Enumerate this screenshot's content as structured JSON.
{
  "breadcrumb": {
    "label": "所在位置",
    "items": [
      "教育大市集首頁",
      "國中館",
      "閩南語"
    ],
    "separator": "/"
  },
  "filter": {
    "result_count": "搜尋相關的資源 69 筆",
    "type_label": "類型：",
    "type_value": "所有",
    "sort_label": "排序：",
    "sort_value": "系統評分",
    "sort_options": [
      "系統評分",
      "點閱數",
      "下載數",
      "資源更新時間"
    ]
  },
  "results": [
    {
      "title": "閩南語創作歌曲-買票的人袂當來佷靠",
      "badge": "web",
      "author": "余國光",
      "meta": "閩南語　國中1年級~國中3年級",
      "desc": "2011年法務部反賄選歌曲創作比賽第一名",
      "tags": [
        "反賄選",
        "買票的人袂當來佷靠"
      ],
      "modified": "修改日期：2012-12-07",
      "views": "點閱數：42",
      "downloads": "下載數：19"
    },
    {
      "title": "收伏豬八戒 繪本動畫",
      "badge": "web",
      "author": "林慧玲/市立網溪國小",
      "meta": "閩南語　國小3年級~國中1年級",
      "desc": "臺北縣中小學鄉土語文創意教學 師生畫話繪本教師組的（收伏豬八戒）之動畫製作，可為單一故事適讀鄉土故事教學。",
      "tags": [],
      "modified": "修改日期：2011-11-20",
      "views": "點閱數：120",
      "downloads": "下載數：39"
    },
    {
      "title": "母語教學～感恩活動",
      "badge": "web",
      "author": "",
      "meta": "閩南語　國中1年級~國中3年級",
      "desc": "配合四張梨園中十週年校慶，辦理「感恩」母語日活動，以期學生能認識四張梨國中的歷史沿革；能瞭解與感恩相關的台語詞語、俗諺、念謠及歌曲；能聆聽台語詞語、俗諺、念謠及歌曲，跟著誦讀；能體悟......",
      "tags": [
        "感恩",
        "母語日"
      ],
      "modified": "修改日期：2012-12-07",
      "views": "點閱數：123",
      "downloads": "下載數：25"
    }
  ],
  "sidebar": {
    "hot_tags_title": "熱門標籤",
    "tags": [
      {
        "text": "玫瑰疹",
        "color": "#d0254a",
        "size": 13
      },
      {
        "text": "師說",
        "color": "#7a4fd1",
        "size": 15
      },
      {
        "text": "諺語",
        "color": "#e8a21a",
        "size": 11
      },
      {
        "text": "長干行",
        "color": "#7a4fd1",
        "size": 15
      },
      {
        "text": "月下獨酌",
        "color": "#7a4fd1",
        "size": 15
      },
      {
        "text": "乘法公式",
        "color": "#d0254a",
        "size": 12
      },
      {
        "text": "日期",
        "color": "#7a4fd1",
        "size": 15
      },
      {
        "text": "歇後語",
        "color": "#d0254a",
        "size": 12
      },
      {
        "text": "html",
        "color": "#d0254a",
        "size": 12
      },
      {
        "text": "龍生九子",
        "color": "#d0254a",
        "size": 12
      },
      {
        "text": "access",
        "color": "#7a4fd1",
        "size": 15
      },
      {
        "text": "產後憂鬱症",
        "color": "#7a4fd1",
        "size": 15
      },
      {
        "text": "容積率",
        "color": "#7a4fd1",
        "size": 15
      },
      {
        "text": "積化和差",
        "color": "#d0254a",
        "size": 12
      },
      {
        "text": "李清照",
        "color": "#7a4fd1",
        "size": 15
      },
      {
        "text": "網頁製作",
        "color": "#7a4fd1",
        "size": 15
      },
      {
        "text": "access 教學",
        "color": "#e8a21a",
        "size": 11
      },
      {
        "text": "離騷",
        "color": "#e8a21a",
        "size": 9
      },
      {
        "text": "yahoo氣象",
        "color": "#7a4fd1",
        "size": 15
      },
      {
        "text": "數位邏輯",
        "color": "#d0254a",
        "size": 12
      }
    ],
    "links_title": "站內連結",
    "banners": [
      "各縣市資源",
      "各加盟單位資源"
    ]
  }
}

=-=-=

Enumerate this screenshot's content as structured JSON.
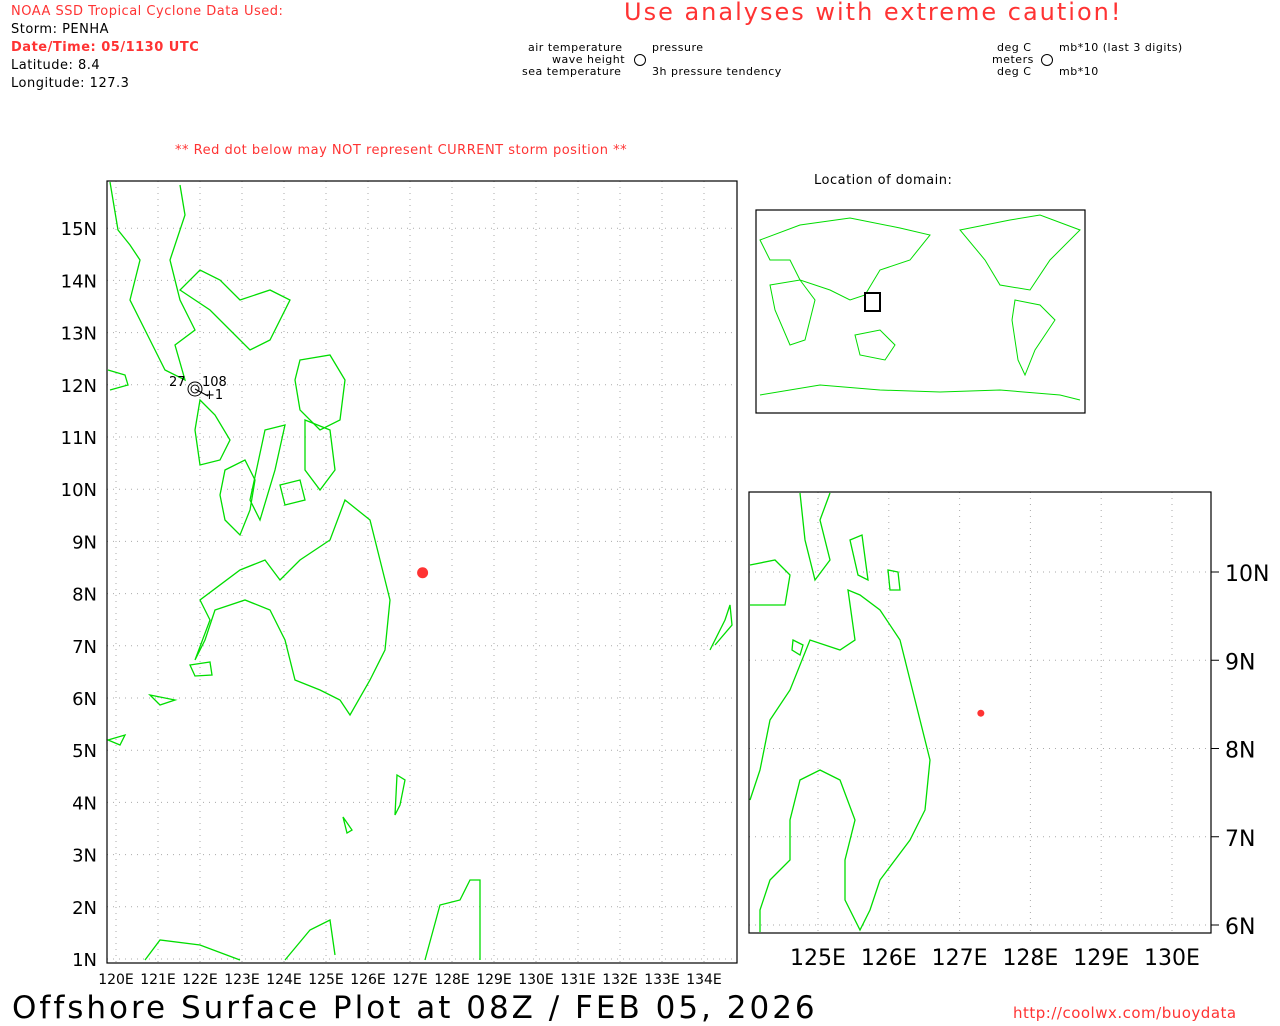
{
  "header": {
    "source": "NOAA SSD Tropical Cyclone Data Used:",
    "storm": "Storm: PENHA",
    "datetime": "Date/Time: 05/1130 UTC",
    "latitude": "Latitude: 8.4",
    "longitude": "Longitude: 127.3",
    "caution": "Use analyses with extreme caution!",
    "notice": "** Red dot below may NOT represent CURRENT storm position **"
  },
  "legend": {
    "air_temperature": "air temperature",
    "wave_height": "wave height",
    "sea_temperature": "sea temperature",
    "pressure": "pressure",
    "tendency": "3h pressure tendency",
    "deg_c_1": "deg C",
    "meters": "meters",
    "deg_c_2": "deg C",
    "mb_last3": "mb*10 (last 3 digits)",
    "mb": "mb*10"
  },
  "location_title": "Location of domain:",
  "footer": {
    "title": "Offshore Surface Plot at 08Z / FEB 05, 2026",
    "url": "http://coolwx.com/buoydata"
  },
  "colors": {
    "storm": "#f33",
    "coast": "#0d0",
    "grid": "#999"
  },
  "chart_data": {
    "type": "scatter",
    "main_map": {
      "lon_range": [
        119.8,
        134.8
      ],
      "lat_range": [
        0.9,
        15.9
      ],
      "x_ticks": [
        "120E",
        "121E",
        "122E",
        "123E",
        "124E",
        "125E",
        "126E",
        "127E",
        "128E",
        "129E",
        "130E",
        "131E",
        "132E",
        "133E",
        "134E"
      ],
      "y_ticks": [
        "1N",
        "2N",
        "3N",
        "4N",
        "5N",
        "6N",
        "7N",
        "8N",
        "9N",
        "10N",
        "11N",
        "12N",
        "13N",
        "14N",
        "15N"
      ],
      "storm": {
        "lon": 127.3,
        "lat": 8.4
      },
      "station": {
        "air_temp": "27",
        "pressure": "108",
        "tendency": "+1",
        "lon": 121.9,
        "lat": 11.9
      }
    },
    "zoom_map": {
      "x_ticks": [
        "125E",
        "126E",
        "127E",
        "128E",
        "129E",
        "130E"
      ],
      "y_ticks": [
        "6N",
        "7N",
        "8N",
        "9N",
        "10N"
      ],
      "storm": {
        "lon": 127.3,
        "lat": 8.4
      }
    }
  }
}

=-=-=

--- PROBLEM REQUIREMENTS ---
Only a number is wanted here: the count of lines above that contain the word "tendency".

--- SOLUTION TO THIS EXERCISE ---
2